Copy out each line of the data holding "CSVファイルアップロード".

* **Information supplied**:
::::::::::

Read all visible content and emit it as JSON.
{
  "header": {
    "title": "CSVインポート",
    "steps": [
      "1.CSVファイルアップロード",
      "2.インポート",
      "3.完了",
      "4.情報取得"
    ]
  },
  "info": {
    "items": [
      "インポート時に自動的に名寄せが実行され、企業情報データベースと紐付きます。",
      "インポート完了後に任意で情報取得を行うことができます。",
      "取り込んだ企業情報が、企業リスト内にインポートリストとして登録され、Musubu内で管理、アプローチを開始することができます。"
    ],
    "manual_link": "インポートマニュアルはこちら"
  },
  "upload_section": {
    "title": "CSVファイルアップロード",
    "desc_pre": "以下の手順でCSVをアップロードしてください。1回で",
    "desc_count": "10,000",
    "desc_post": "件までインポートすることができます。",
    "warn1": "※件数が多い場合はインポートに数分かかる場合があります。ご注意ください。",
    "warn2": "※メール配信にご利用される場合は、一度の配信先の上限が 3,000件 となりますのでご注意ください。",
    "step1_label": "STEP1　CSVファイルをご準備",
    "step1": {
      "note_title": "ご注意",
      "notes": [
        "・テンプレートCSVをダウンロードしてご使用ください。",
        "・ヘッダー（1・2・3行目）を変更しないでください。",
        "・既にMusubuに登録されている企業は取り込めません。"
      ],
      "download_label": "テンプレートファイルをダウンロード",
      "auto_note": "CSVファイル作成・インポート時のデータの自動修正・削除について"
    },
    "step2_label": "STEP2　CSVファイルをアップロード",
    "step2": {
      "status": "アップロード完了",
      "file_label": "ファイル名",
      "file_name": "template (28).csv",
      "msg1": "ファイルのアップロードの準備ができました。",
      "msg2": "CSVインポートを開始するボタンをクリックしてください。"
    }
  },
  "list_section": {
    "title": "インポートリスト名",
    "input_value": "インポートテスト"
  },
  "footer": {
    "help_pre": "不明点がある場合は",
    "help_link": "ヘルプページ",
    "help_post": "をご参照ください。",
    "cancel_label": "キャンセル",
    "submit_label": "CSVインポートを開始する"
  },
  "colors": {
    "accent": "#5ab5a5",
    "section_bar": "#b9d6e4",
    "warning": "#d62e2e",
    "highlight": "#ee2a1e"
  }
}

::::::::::

* **Answer space**:
      "1.CSVファイルアップロード",
    "title": "CSVファイルアップロード",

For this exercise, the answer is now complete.